» Assignment: Nothing but a number is wanted here: the tally of lines in the material below that include "avatar".

START Source data

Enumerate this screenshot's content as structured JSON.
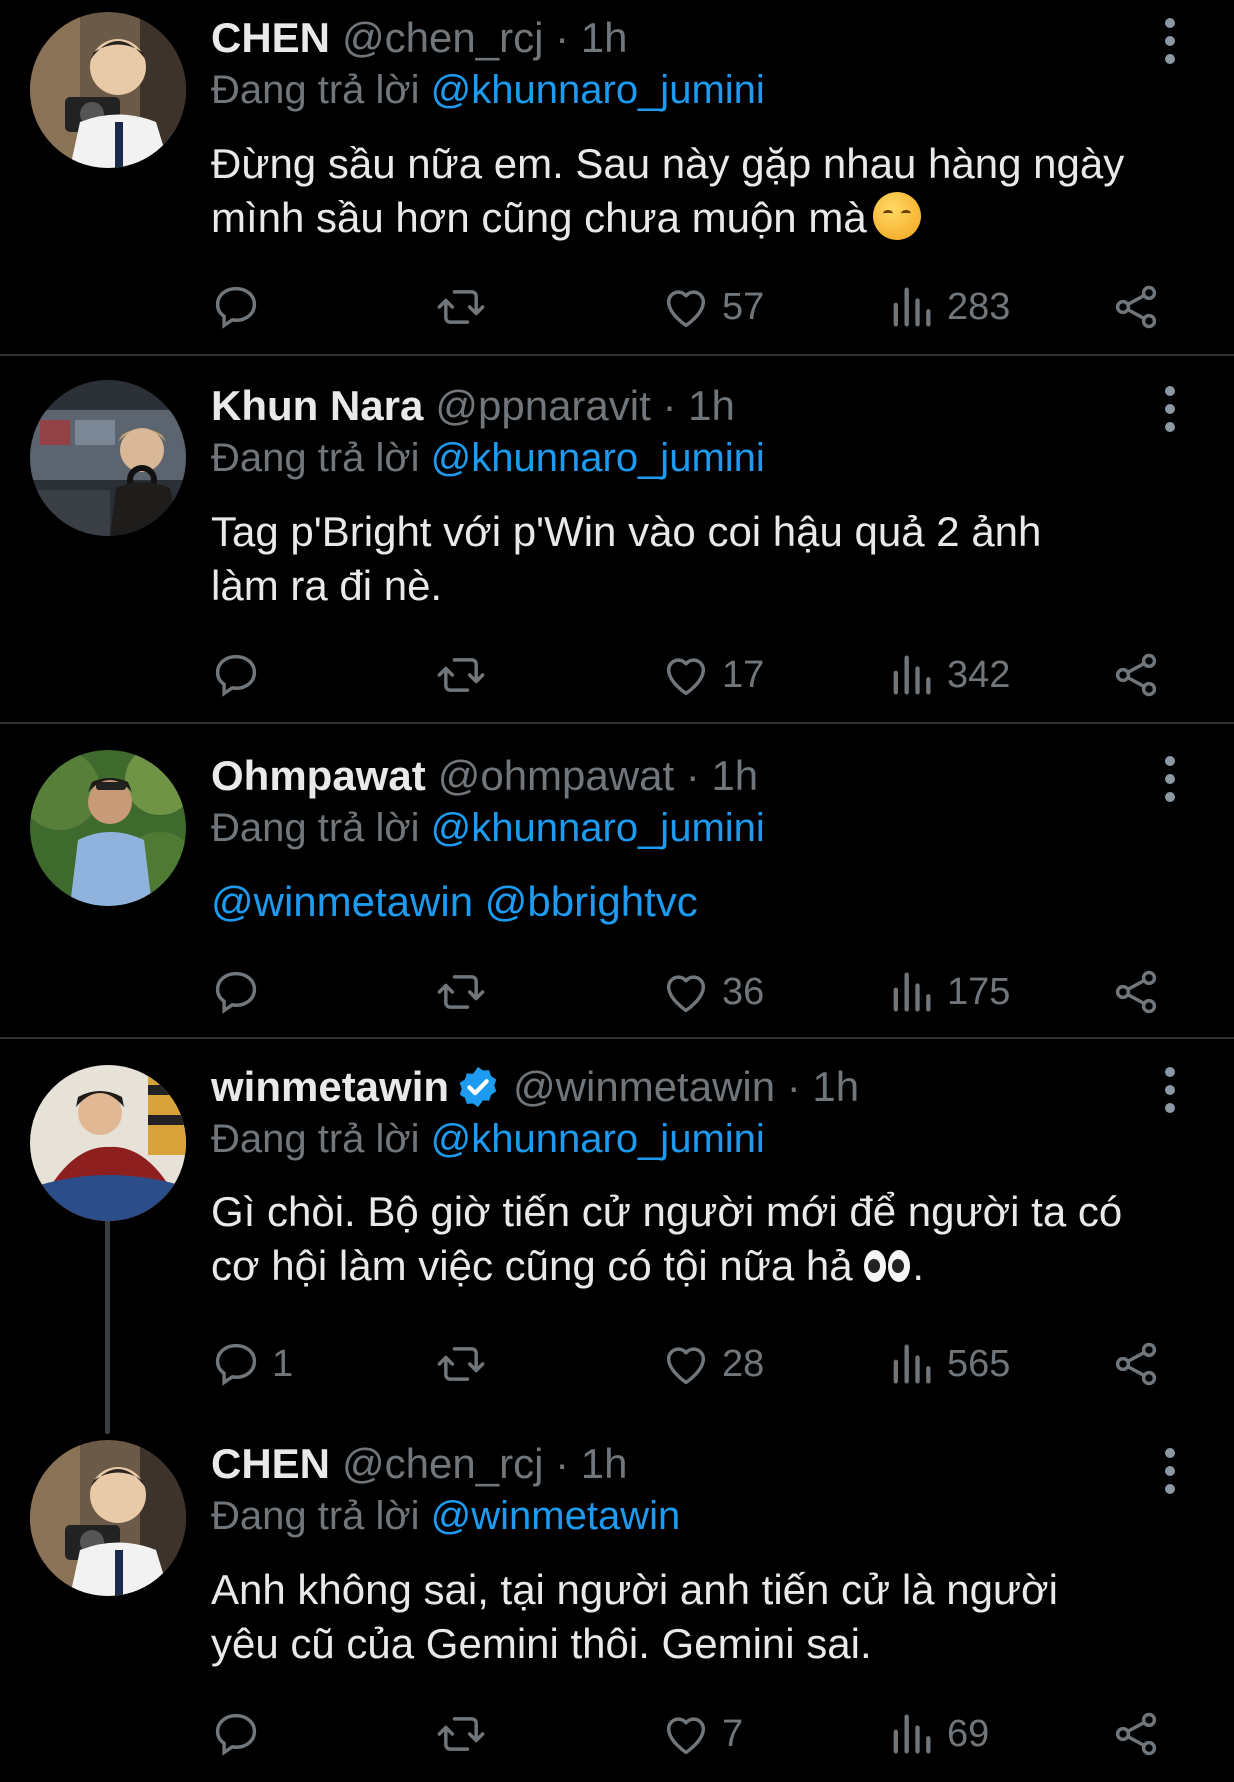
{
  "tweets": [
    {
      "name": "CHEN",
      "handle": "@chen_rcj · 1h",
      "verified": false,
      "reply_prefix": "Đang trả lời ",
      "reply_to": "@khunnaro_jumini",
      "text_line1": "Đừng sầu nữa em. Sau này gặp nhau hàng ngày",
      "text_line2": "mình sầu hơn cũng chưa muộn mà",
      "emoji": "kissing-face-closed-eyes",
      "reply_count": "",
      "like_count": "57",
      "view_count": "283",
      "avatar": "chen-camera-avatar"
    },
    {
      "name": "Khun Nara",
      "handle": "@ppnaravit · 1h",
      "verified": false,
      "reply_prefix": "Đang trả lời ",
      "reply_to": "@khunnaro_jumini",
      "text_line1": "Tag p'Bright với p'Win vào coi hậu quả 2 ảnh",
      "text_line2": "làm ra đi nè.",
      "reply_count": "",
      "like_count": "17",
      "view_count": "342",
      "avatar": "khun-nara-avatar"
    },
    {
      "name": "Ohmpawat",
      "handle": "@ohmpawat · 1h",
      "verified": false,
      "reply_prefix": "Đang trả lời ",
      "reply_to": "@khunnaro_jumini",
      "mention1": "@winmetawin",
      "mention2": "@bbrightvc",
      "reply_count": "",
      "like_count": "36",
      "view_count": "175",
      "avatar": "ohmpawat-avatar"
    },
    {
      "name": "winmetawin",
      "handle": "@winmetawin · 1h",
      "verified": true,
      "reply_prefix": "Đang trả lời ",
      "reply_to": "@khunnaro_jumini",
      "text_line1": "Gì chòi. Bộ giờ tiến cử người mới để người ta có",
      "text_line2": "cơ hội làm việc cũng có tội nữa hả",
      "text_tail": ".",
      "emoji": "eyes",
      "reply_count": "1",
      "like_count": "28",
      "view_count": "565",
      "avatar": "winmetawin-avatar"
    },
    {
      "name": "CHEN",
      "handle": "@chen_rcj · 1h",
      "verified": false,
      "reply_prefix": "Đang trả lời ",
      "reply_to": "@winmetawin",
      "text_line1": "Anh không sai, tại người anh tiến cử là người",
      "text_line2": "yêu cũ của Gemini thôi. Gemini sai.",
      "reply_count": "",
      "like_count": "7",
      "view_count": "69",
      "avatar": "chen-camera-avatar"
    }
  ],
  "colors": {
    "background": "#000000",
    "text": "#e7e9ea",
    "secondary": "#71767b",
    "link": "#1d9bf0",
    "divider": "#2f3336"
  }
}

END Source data
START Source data

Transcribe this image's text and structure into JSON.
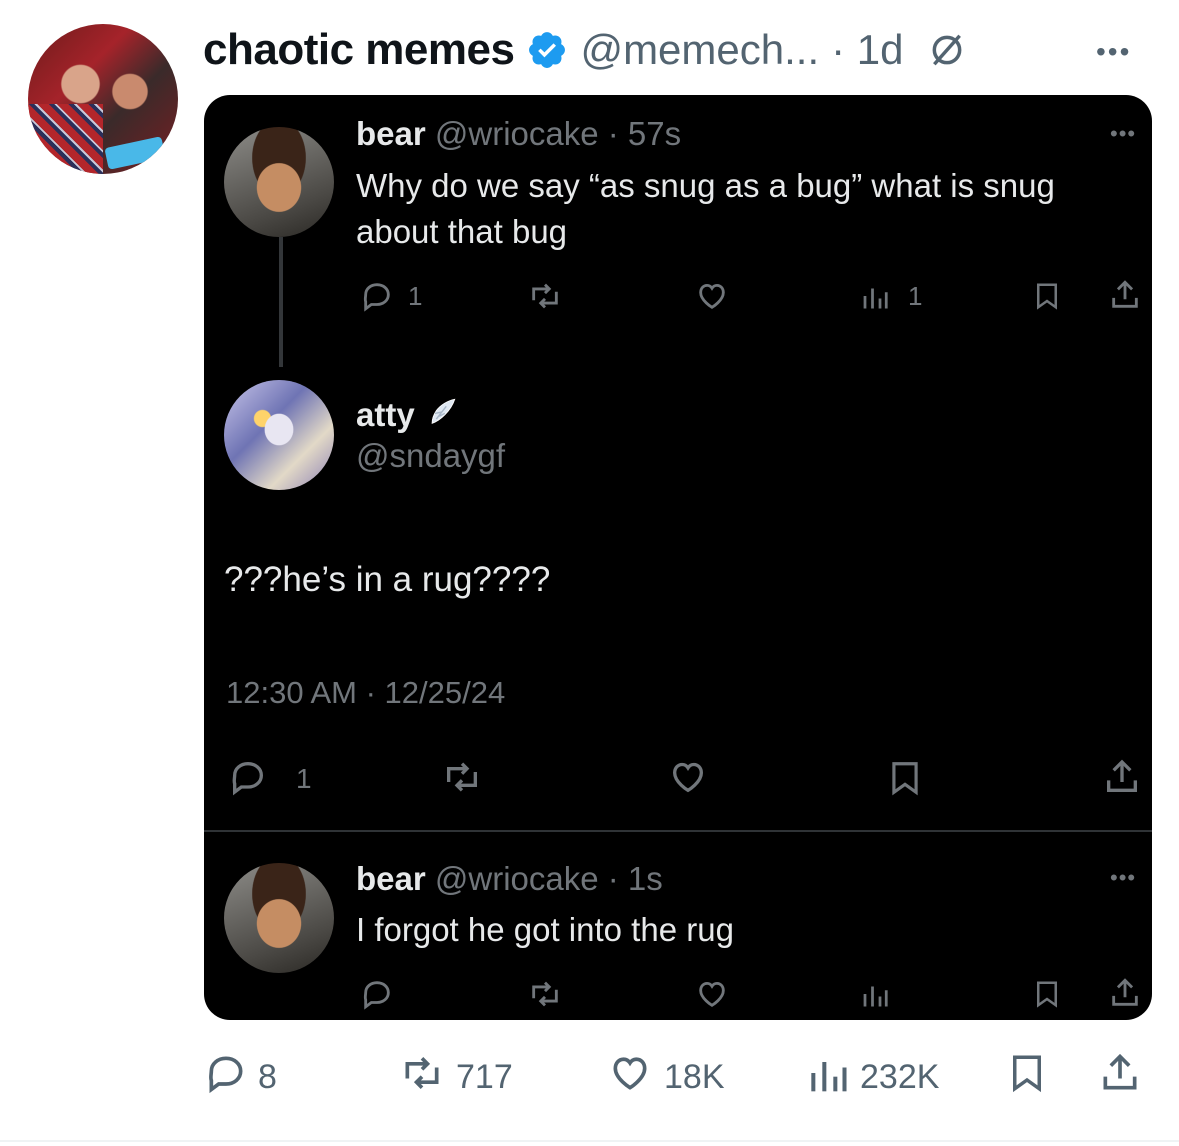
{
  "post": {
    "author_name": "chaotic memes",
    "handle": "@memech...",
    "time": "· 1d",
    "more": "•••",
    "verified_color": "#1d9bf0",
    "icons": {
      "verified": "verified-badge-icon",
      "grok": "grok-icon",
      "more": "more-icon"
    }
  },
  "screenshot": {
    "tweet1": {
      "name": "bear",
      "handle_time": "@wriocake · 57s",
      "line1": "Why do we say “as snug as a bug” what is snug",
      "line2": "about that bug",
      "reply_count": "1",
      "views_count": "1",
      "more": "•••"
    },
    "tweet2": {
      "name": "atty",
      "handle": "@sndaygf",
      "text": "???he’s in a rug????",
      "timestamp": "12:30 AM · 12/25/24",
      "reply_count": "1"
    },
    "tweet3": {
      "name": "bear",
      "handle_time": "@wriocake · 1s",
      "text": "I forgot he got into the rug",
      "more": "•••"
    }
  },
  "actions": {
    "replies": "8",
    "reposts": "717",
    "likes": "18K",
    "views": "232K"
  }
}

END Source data
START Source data

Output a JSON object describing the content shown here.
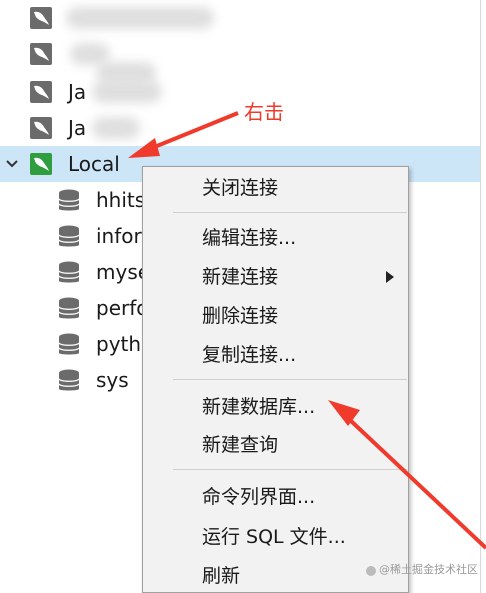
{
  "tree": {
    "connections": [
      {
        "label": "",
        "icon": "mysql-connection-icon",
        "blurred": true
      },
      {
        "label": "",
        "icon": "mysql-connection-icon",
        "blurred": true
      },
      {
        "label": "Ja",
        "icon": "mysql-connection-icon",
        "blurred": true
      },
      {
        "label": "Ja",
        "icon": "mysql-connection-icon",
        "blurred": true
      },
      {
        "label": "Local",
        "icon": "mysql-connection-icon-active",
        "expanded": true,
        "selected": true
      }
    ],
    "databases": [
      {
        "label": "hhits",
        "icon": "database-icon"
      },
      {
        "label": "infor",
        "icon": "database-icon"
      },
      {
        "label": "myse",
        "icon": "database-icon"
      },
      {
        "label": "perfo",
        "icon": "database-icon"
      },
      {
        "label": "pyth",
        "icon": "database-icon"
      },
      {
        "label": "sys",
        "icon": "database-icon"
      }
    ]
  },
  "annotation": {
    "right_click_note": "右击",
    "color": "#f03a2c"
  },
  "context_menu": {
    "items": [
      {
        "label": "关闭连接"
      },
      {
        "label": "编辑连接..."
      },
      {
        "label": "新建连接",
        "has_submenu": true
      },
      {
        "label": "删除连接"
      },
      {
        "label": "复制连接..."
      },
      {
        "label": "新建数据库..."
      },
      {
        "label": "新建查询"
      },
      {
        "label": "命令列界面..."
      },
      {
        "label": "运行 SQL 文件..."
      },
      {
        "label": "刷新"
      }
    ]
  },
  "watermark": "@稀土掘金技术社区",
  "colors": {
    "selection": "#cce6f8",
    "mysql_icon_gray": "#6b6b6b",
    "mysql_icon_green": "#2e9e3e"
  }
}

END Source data

» Exercise output: 5